BEGIN
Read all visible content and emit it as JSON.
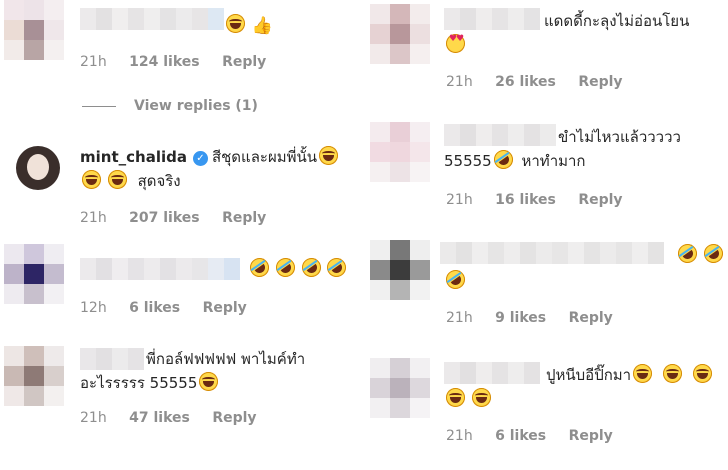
{
  "left_comments": [
    {
      "id": "c1",
      "text": "",
      "emojis": [
        "laugh",
        "thumbs"
      ],
      "meta": {
        "time": "21h",
        "likes": "124 likes",
        "reply": "Reply"
      }
    },
    {
      "id": "c2",
      "username": "mint_chalida",
      "line1": "สีชุดและผมพี่นั้น",
      "line2": "สุดจริง",
      "meta": {
        "time": "21h",
        "likes": "207 likes",
        "reply": "Reply"
      }
    },
    {
      "id": "c3",
      "text": "",
      "meta": {
        "time": "12h",
        "likes": "6 likes",
        "reply": "Reply"
      }
    },
    {
      "id": "c4",
      "line1": "พี่กอล์ฟฟฟฟฟ พาไมค์ทำ",
      "line2": "อะไรรรรร 55555",
      "meta": {
        "time": "21h",
        "likes": "47 likes",
        "reply": "Reply"
      }
    }
  ],
  "view_replies": "View replies (1)",
  "right_comments": [
    {
      "id": "r1",
      "line1": "แดดดี้กะลุงไม่อ่อนโยน",
      "meta": {
        "time": "21h",
        "likes": "26 likes",
        "reply": "Reply"
      }
    },
    {
      "id": "r2",
      "line1": "ขำไม่ไหวแล้ววววว",
      "line2a": "55555",
      "line2b": "หาทำมาก",
      "meta": {
        "time": "21h",
        "likes": "16 likes",
        "reply": "Reply"
      }
    },
    {
      "id": "r3",
      "meta": {
        "time": "21h",
        "likes": "9 likes",
        "reply": "Reply"
      }
    },
    {
      "id": "r4",
      "line1": "ปูหนีบอีปิ๊กมา",
      "meta": {
        "time": "21h",
        "likes": "6 likes",
        "reply": "Reply"
      }
    }
  ],
  "icons": {
    "verified": "verified-badge-icon",
    "laugh": "face-with-tears-of-joy-icon",
    "rofl": "rolling-on-floor-laughing-icon",
    "heart_eyes": "heart-eyes-icon",
    "thumbs_up": "thumbs-up-icon"
  },
  "colors": {
    "meta_gray": "#8e8e8e",
    "text": "#262626",
    "verified_blue": "#3897f0"
  }
}
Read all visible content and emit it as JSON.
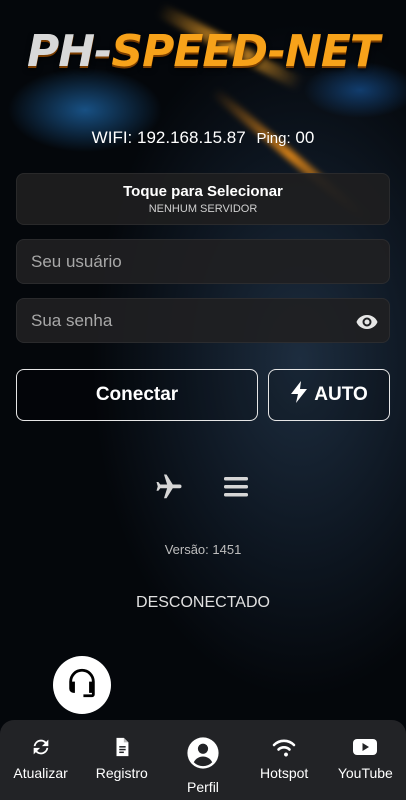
{
  "header": {
    "logo_prefix": "PH-",
    "logo_main": "SPEED-NET",
    "wifi_text": "WIFI: 192.168.15.87",
    "ping_label": "Ping:",
    "ping_value": "00"
  },
  "server": {
    "title": "Toque para Selecionar",
    "subtitle": "NENHUM SERVIDOR"
  },
  "form": {
    "username_placeholder": "Seu usuário",
    "username_value": "",
    "password_placeholder": "Sua senha",
    "password_value": ""
  },
  "actions": {
    "connect_label": "Conectar",
    "auto_label": "AUTO"
  },
  "icons": {
    "airplane": "airplane-icon",
    "menu": "menu-icon",
    "eye": "eye-icon",
    "bolt": "bolt-icon",
    "support": "headset-icon"
  },
  "version_text": "Versão: 1451",
  "connection_status": "DESCONECTADO",
  "nav": {
    "items": [
      {
        "label": "Atualizar",
        "icon": "refresh-icon"
      },
      {
        "label": "Registro",
        "icon": "document-icon"
      },
      {
        "label": "Perfil",
        "icon": "user-icon"
      },
      {
        "label": "Hotspot",
        "icon": "wifi-icon"
      },
      {
        "label": "YouTube",
        "icon": "youtube-icon"
      }
    ]
  },
  "colors": {
    "logo_accent": "#f7a21a",
    "panel_bg": "#1e1e20",
    "nav_bg": "#222326"
  }
}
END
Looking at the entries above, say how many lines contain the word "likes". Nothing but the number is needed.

- Answer for the task -
8